**What the task requires**
Keeping every word and mark, copy all of the data.

**Material shown**
──────────

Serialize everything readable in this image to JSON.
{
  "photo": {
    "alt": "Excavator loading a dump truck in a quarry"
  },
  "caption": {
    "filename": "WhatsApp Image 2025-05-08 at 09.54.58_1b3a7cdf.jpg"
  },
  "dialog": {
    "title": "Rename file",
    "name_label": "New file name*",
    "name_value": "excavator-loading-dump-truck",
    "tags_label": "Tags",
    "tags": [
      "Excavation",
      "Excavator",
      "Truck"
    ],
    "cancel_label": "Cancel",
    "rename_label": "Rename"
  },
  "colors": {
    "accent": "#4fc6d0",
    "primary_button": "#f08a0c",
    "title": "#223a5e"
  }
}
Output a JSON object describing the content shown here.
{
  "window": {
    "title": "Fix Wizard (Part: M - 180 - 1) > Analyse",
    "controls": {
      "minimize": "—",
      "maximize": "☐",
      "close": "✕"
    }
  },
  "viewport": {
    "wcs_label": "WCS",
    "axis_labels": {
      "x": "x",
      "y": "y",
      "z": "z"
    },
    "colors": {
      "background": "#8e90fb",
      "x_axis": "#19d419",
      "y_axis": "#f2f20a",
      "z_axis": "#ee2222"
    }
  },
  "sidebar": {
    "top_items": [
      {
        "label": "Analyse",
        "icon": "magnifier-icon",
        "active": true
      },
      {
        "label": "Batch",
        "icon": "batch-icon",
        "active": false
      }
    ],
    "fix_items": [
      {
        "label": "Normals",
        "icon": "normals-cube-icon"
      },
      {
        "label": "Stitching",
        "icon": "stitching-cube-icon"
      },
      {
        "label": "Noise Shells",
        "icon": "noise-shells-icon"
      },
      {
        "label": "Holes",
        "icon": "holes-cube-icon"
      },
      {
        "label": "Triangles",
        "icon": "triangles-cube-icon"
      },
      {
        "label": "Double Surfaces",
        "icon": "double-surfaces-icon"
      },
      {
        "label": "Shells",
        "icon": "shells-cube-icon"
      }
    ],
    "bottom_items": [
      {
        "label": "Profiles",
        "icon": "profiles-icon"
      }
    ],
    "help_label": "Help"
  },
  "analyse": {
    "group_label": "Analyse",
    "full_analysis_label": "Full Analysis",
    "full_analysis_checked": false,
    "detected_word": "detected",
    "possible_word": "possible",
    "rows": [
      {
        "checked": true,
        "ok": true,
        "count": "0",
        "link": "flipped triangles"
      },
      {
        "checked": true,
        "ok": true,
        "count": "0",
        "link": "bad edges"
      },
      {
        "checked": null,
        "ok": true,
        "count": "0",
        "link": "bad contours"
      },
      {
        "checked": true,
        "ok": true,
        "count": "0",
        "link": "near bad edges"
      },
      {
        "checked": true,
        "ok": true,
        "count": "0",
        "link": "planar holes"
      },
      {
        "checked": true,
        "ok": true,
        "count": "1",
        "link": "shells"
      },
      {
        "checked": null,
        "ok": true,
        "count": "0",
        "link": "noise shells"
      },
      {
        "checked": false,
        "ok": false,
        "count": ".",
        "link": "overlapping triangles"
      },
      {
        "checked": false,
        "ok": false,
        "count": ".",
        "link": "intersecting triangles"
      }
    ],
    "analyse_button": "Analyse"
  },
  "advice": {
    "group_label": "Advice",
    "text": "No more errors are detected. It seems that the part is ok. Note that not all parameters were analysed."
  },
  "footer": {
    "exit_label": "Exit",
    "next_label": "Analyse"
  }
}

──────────

**Response for this exercise**
Serialize everything readable in this image to JSON.
{
  "photo": {
    "alt": "Excavator loading a dump truck in a quarry"
  },
  "caption": {
    "filename": "WhatsApp Image 2025-05-08 at 09.54.58_1b3a7cdf.jpg"
  },
  "dialog": {
    "title": "Rename file",
    "name_label": "New file name*",
    "name_value": "excavator-loading-dump-truck",
    "tags_label": "Tags",
    "tags": [
      "Excavation",
      "Excavator",
      "Truck"
    ],
    "cancel_label": "Cancel",
    "rename_label": "Rename"
  },
  "colors": {
    "accent": "#4fc6d0",
    "primary_button": "#f08a0c",
    "title": "#223a5e"
  }
}
Output a JSON object describing the content shown here.
{
  "window": {
    "title": "Fix Wizard (Part: M - 180 - 1) > Analyse",
    "controls": {
      "minimize": "—",
      "maximize": "☐",
      "close": "✕"
    }
  },
  "viewport": {
    "wcs_label": "WCS",
    "axis_labels": {
      "x": "x",
      "y": "y",
      "z": "z"
    },
    "colors": {
      "background": "#8e90fb",
      "x_axis": "#19d419",
      "y_axis": "#f2f20a",
      "z_axis": "#ee2222"
    }
  },
  "sidebar": {
    "top_items": [
      {
        "label": "Analyse",
        "icon": "magnifier-icon",
        "active": true
      },
      {
        "label": "Batch",
        "icon": "batch-icon",
        "active": false
      }
    ],
    "fix_items": [
      {
        "label": "Normals",
        "icon": "normals-cube-icon"
      },
      {
        "label": "Stitching",
        "icon": "stitching-cube-icon"
      },
      {
        "label": "Noise Shells",
        "icon": "noise-shells-icon"
      },
      {
        "label": "Holes",
        "icon": "holes-cube-icon"
      },
      {
        "label": "Triangles",
        "icon": "triangles-cube-icon"
      },
      {
        "label": "Double Surfaces",
        "icon": "double-surfaces-icon"
      },
      {
        "label": "Shells",
        "icon": "shells-cube-icon"
      }
    ],
    "bottom_items": [
      {
        "label": "Profiles",
        "icon": "profiles-icon"
      }
    ],
    "help_label": "Help"
  },
  "analyse": {
    "group_label": "Analyse",
    "full_analysis_label": "Full Analysis",
    "full_analysis_checked": false,
    "detected_word": "detected",
    "possible_word": "possible",
    "rows": [
      {
        "checked": true,
        "ok": true,
        "count": "0",
        "link": "flipped triangles"
      },
      {
        "checked": true,
        "ok": true,
        "count": "0",
        "link": "bad edges"
      },
      {
        "checked": null,
        "ok": true,
        "count": "0",
        "link": "bad contours"
      },
      {
        "checked": true,
        "ok": true,
        "count": "0",
        "link": "near bad edges"
      },
      {
        "checked": true,
        "ok": true,
        "count": "0",
        "link": "planar holes"
      },
      {
        "checked": true,
        "ok": true,
        "count": "1",
        "link": "shells"
      },
      {
        "checked": null,
        "ok": true,
        "count": "0",
        "link": "noise shells"
      },
      {
        "checked": false,
        "ok": false,
        "count": ".",
        "link": "overlapping triangles"
      },
      {
        "checked": false,
        "ok": false,
        "count": ".",
        "link": "intersecting triangles"
      }
    ],
    "analyse_button": "Analyse"
  },
  "advice": {
    "group_label": "Advice",
    "text": "No more errors are detected. It seems that the part is ok. Note that not all parameters were analysed."
  },
  "footer": {
    "exit_label": "Exit",
    "next_label": "Analyse"
  }
}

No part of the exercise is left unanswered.